No I haven’t heard every musical produced on Broadway in the past decade – but I’d be surprised to find any show more ravishingly beautiful, more lyrical or sweeter than “The Light in the Piazza.” Is there a musical gene that runs in families? We don’t know for sure – but since Light’s music and lyrics are written by Adam Guettel, grandson of musical theater legend Richard Rogers (“Oklahoma,” “South Pacific,” “The King and I,” “Carousel”), he may be the best evidence yet that musical genius can be inherited.
“The Light in the Piazza” has just opened in Washington, in a production directed by Molly Smith, for Arena Stage. It hits all the right notes – but something is missing. The show ends up feeling thin. The lovely voices, the beautiful set, the strong performances don’t set off a river of tears, or even provide a fully engaging evening of theater. Why?
The problem starts with the concept. This is described as a “chamber” version of the show, with a reduced orchestra of five (electric piano, harp, violin, cello, and double bass) sitting in for the larger, original band, which featured a group of fifteen musicians with more strings, winds, some percussion, and a far lusher sound. Chamber versions of musicals have gotten popular in the past few years – and the cost savings are not the only reason. A small backing ensemble, presented on stage as part of the action or embedded in the scenery, can add an element of closeness and intimacy missing from a bigger orchestra.
But, in this case, the meaning of the show is carried not only by the pitches, harmonies, and voices – but by the sheer power of the music, including its timbre, rhythm, and loudness. With fewer instruments, some depth is palpably gone.
But what’s absent most of all in this production is a spark that would allow us to believe in and care about the relationship between the two young people, Clara and Fabrizio, who “meet cute” when her hat blows off in a Florentine square, he catches it, and the two fall hard for each other.

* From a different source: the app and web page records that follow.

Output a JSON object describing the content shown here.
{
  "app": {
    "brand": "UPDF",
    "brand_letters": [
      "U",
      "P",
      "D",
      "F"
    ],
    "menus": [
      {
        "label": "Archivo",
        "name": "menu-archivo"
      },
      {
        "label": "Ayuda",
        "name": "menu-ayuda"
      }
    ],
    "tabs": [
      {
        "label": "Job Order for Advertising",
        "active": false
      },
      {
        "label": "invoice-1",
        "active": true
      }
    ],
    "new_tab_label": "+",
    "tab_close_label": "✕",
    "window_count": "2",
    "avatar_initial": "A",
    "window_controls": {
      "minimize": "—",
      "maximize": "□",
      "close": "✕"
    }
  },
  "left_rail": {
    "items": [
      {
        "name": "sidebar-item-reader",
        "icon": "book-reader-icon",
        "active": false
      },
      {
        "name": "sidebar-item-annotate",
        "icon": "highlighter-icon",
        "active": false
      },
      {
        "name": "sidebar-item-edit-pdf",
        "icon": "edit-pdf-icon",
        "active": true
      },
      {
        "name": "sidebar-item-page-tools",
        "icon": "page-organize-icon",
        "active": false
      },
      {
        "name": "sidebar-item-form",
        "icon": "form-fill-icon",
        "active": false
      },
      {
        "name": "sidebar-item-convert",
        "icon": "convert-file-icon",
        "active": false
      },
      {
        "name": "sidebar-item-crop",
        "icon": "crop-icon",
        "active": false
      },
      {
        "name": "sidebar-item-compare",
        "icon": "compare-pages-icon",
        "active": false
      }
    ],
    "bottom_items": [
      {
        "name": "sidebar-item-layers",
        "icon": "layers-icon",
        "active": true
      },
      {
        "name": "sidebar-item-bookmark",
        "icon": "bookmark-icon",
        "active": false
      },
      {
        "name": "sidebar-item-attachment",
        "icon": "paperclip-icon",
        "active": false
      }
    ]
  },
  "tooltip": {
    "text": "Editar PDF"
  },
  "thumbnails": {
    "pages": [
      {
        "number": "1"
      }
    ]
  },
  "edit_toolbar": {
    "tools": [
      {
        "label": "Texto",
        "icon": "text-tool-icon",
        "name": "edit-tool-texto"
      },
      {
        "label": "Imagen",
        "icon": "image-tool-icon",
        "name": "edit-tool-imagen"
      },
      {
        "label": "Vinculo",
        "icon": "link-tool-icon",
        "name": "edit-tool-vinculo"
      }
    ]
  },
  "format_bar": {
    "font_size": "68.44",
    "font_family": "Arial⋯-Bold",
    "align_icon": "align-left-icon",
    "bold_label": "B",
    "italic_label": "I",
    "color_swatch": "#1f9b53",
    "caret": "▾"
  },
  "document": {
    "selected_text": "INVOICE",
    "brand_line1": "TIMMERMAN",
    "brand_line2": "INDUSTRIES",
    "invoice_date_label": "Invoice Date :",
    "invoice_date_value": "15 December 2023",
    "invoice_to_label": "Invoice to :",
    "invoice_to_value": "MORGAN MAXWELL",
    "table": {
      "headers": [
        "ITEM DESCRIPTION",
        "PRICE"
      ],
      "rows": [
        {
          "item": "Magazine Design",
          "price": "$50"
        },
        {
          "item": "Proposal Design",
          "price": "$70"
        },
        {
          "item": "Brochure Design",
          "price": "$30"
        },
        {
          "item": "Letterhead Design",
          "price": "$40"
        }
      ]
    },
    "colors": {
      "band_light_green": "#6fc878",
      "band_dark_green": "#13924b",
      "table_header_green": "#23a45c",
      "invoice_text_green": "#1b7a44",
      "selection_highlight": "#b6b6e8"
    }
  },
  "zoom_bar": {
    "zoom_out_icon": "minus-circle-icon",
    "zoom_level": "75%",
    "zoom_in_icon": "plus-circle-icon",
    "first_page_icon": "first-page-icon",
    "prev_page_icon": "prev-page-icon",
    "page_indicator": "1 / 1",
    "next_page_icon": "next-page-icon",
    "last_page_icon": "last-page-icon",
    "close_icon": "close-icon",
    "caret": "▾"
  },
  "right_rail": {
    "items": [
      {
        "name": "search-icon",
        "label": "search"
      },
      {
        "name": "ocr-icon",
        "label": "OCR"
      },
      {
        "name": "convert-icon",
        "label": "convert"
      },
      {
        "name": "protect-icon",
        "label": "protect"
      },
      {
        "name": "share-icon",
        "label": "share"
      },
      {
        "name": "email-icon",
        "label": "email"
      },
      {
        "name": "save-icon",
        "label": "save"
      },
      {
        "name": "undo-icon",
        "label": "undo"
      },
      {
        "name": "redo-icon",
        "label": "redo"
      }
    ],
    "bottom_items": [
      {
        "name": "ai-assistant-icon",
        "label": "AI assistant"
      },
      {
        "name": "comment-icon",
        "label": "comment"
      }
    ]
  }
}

It’s 1953. Margaret Johnson has brought her daughter Clara to Europe with some hope that she can provide for her a better, richer life than she herself has lived.
The obstacle to that life is a mysterious and clearly mid-century malady – Clara, when she was 12, was kicked in the head by a pony – leaving her with a subtle but permanent brain injury. She is, literally, damaged goods, in the view of the day. She is a woman, but childlike, and in the eyes of her mother, unlikely to find a mate.
Despite her pessimistic outlook, Margaret slowly begins to feel hope for her daughter’s life as a woman. Maybe Clara can find a match far better than Margaret’s own loveless marriage to an unimaginative lump back home.
The show then becomes the story of how can Margaret can carry her daughter over the finish line, helping her find love and avoid disappointment with Fabrizio, and hide her daughter’s volcanic ups and downs and unsettling insecurities from Fabrizio’s family.
Guettel takes an operatic approach to his music. A number of tunes that a classical composer might call motifs, reoccur in the show and hook our subconscious with the emotional content and shape of their melodies.
Since it’s set in Italy, and features swaths of dialogue sung by Fabrizio’s family in Italian – it almost seems as if the entire subplot about his squabbling brother and his parents is inserted to emphasize the operatic aspects of the show…
But there’s no doubt, in the end, that this is an American musical in all its glory. As the couple makes a commitment to stay together forever, Guettel the lyricist spotlights the magic of Guettel the composer as the lovers sing “I think I hear the sound of wrap your arms around me” followed by phrase upon phrase of wordless song on open syllables of “ah.” What is the sound of “wrap your arms around me?” We hear it, and are ourselves in love.
But the stage picture that keeps returning to my mind is the image of Clara and Fabrizio coyly chasing each other around a hotel bed – before their first kiss. Yes, it’s a children’s game because Clara is childlike and Fabrizio naïve. But, God, if you don’t believe they really want each other as adults, deeply and sensually, then the fabulous and intimate connection this music carries in its every note is wasted. And that, in the end, is the feeling of a missed connection that I carried out of the theater.
Photo: Scott Suchman